For many years, the most secure way to grow wealth and ensure future financial stability for the average Chinese family was to invest most of their money into the property market and put the rest in the stock market.
Those investments are no longer effective, especially since Covid-lockdowns hit China’s economy hard.
Recent data in China shows that property sales in April plummeted 46.6 percent from a year earlier. It was the most significant decline since August 2006 and a further drop from the 26.17 percent fall in March.
The regime’s incentive to push sluggish property demand by cutting interest rates for mortgage loans for some home buyers did not work.
It’s not just real estate. China’s stock market also faces the same downturn as economic data does not show many positive signs.
China’s major stock indexes both fell this year. The Shanghai Composite index has decreased by nearly 15 percent, while the Shenzhen Composite Index has lost almost 24 percent.
Bloomberg cited Wei He, an economist at Gavekal Research in Beijing, saying that the golden time of putting money in those types of investments and letting wealth grow is over.
As traditional investments become unprofitable, finding alternative types of investment is a headache. So instead, more and more money is put into savings accounts, even as benchmark deposit rates are at record lows.
Some analysts predict China’s economy will grow by more than 4 percent this year. In contrast, Bloomberg economists predict it will grow by only 2 percent, well below the regime’s target of about 5.5 percent.
Clawde Yin, a 45-year-old Shanghai resident, told Bloomberg that he has no other investment options and has to wait and see.

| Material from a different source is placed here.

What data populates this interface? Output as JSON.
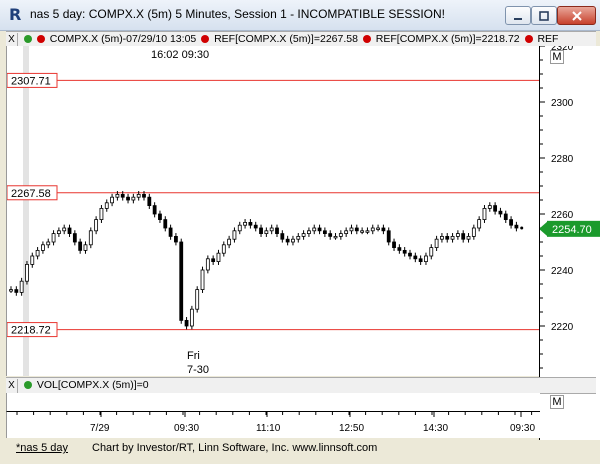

Clawde Yin has invested nearly 90 percent of his savings wealth in real estate and the rest in stocks. Despite uncertainty in the real estate market, he says he won’t put more money into stocks for now. He believes both options are vulnerable to regime policy changes.